• [YOUR OBJECTIVE]: Every line in the records below that holds "SCAN" must be identified and copied.

[Website and app data records]

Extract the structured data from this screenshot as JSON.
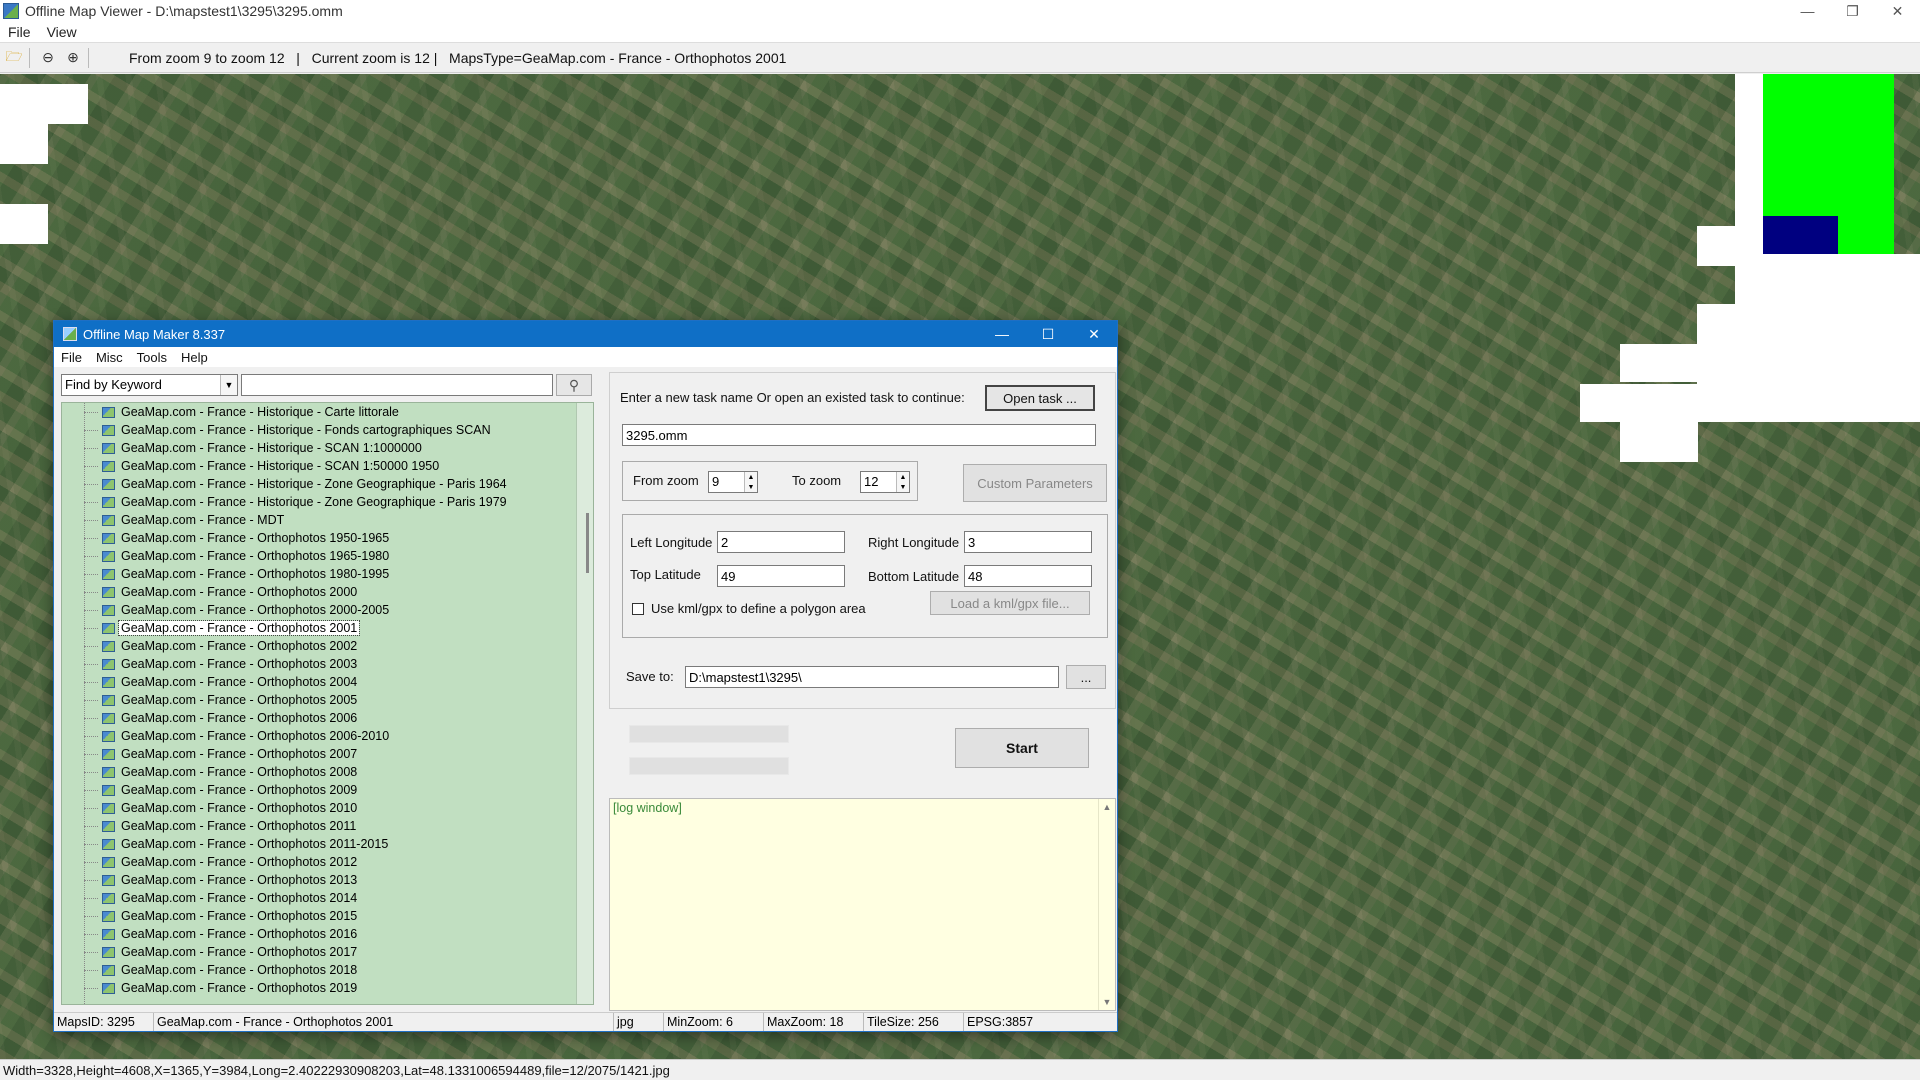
{
  "viewer": {
    "title": "Offline Map Viewer - D:\\mapstest1\\3295\\3295.omm",
    "menu": [
      "File",
      "View"
    ],
    "toolbar_info": "From zoom 9 to zoom 12   |   Current zoom is 12 |   MapsType=GeaMap.com - France - Orthophotos 2001",
    "status": "Width=3328,Height=4608,X=1365,Y=3984,Long=2.40222930908203,Lat=48.1331006594489,file=12/2075/1421.jpg",
    "colors": {
      "overview_green": "#00ff00",
      "overview_blue": "#000080",
      "titlebar": "#0f6fc6",
      "tree_bg": "#c1dfc1",
      "log_bg": "#ffffe1"
    }
  },
  "dialog": {
    "title": "Offline Map Maker 8.337",
    "menu": [
      "File",
      "Misc",
      "Tools",
      "Help"
    ],
    "search": {
      "mode": "Find by Keyword",
      "value": ""
    },
    "tree_items": [
      "GeaMap.com - France - Historique - Carte littorale",
      "GeaMap.com - France - Historique - Fonds cartographiques SCAN",
      "GeaMap.com - France - Historique - SCAN 1:1000000",
      "GeaMap.com - France - Historique - SCAN 1:50000 1950",
      "GeaMap.com - France - Historique - Zone Geographique - Paris 1964",
      "GeaMap.com - France - Historique - Zone Geographique - Paris 1979",
      "GeaMap.com - France - MDT",
      "GeaMap.com - France - Orthophotos 1950-1965",
      "GeaMap.com - France - Orthophotos 1965-1980",
      "GeaMap.com - France - Orthophotos 1980-1995",
      "GeaMap.com - France - Orthophotos 2000",
      "GeaMap.com - France - Orthophotos 2000-2005",
      "GeaMap.com - France - Orthophotos 2001",
      "GeaMap.com - France - Orthophotos 2002",
      "GeaMap.com - France - Orthophotos 2003",
      "GeaMap.com - France - Orthophotos 2004",
      "GeaMap.com - France - Orthophotos 2005",
      "GeaMap.com - France - Orthophotos 2006",
      "GeaMap.com - France - Orthophotos 2006-2010",
      "GeaMap.com - France - Orthophotos 2007",
      "GeaMap.com - France - Orthophotos 2008",
      "GeaMap.com - France - Orthophotos 2009",
      "GeaMap.com - France - Orthophotos 2010",
      "GeaMap.com - France - Orthophotos 2011",
      "GeaMap.com - France - Orthophotos 2011-2015",
      "GeaMap.com - France - Orthophotos 2012",
      "GeaMap.com - France - Orthophotos 2013",
      "GeaMap.com - France - Orthophotos 2014",
      "GeaMap.com - France - Orthophotos 2015",
      "GeaMap.com - France - Orthophotos 2016",
      "GeaMap.com - France - Orthophotos 2017",
      "GeaMap.com - France - Orthophotos 2018",
      "GeaMap.com - France - Orthophotos 2019"
    ],
    "selected_item": "GeaMap.com - France - Orthophotos 2001",
    "task_prompt": "Enter a new task name Or open an existed task to continue:",
    "open_task_label": "Open task ...",
    "task_name": "3295.omm",
    "from_zoom_label": "From zoom",
    "from_zoom": "9",
    "to_zoom_label": "To zoom",
    "to_zoom": "12",
    "custom_params_label": "Custom Parameters",
    "left_lon_label": "Left Longitude",
    "left_lon": "2",
    "right_lon_label": "Right Longitude",
    "right_lon": "3",
    "top_lat_label": "Top Latitude",
    "top_lat": "49",
    "bottom_lat_label": "Bottom Latitude",
    "bottom_lat": "48",
    "kml_label": "Use kml/gpx to define a polygon area",
    "load_kml_label": "Load a kml/gpx file...",
    "save_to_label": "Save to:",
    "save_to": "D:\\mapstest1\\3295\\",
    "browse_label": "...",
    "start_label": "Start",
    "log_text": "[log window]",
    "status": {
      "maps_id": "MapsID: 3295",
      "map_name": "GeaMap.com - France - Orthophotos 2001",
      "format": "jpg",
      "min_zoom": "MinZoom: 6",
      "max_zoom": "MaxZoom: 18",
      "tile_size": "TileSize: 256",
      "epsg": "EPSG:3857"
    }
  }
}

• [WRITTEN SOLUTION]:
      "GeaMap.com - France - Historique - Fonds cartographiques SCAN",
      "GeaMap.com - France - Historique - SCAN 1:1000000",
      "GeaMap.com - France - Historique - SCAN 1:50000 1950",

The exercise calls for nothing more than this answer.